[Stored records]
►
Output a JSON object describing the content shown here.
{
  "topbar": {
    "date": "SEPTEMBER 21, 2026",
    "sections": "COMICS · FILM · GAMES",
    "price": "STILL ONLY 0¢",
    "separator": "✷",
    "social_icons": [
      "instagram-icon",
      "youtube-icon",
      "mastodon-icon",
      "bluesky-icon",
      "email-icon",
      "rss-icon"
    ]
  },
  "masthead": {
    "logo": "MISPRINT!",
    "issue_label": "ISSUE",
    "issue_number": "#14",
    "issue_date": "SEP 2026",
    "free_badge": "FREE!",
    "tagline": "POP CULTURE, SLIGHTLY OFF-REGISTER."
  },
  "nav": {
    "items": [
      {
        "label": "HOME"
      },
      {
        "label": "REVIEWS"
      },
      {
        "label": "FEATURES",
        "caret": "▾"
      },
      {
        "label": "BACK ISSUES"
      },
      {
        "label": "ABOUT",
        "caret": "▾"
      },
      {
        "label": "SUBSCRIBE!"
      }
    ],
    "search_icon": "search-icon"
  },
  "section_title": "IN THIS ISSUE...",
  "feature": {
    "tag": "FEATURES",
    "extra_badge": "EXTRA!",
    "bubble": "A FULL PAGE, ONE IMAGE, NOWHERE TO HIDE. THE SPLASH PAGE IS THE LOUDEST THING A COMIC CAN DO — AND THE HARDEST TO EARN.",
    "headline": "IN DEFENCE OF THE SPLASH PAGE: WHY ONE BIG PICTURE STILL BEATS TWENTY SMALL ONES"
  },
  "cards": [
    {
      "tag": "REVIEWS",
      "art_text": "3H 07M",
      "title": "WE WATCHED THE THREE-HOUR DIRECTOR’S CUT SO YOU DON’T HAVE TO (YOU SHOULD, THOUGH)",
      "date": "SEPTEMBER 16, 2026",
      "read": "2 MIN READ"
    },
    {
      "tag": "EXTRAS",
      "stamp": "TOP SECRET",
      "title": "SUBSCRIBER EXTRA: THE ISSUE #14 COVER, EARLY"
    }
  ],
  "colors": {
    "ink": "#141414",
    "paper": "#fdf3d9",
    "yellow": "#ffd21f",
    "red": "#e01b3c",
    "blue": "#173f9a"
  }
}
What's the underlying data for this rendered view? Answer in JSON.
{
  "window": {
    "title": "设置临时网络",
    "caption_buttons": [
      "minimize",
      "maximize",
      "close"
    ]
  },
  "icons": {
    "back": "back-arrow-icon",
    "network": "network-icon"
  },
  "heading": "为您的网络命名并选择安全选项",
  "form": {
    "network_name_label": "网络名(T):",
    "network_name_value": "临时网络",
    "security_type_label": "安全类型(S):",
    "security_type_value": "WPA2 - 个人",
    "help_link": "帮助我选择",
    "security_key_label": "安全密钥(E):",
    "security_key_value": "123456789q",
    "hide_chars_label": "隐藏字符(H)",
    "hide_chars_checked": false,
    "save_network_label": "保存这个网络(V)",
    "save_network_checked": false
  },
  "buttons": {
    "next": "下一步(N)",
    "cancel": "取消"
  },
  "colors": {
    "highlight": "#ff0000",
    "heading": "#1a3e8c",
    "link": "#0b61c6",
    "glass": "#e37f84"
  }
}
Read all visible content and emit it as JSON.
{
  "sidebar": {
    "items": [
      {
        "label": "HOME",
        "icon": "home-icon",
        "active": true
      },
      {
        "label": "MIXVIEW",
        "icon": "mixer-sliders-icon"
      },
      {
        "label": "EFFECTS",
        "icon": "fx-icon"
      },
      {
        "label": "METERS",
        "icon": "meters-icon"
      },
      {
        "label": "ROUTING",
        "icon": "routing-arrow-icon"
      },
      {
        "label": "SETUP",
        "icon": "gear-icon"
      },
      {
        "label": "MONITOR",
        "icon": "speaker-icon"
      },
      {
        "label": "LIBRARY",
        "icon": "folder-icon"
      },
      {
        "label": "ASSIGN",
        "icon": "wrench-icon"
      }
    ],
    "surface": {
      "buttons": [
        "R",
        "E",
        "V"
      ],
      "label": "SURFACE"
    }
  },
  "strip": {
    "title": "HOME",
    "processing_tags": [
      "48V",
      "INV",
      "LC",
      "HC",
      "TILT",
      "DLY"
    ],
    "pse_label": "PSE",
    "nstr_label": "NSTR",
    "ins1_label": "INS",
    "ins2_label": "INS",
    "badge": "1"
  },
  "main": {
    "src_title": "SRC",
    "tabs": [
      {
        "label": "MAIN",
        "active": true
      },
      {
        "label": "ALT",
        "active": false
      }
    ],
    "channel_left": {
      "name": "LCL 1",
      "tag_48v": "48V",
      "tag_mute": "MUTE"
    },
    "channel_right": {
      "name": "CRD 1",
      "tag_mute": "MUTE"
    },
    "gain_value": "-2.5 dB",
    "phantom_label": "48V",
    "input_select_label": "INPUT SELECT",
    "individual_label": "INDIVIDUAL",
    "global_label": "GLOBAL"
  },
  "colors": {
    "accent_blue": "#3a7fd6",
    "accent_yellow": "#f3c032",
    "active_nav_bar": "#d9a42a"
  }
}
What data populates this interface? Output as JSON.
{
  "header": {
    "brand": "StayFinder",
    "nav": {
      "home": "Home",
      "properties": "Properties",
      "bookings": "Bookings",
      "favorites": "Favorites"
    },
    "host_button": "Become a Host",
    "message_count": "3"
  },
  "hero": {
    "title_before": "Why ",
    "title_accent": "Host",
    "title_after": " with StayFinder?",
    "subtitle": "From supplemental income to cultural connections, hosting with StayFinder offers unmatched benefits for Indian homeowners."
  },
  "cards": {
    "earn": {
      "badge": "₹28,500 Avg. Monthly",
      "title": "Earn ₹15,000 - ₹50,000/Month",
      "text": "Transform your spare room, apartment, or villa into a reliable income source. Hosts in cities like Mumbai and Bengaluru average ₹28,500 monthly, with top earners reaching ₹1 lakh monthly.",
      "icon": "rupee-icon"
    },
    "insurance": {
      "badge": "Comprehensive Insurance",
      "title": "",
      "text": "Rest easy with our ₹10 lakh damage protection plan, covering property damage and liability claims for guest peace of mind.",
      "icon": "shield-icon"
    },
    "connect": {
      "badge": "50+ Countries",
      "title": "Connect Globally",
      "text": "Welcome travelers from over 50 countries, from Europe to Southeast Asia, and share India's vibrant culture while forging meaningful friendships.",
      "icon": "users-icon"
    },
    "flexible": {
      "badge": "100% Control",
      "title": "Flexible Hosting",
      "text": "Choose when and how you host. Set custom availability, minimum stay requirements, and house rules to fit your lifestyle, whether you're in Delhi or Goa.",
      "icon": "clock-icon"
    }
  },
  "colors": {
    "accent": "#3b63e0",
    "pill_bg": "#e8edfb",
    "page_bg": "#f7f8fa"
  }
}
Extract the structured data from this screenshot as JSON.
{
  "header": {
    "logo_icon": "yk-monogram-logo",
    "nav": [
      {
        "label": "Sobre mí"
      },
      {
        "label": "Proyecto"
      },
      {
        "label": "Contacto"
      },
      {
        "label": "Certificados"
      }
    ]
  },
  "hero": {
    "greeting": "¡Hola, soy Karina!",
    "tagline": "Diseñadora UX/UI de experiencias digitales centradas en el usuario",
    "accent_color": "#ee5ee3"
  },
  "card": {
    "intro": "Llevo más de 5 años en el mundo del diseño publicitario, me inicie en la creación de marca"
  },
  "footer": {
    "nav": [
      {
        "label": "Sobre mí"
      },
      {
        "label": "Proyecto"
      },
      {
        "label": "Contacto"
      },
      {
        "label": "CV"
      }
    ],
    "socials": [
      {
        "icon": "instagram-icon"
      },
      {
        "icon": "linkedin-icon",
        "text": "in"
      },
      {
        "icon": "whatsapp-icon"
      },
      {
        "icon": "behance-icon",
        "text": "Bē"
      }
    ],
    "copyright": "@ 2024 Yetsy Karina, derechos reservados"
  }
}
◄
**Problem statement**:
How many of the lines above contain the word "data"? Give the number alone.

**Output of the exercise**:
3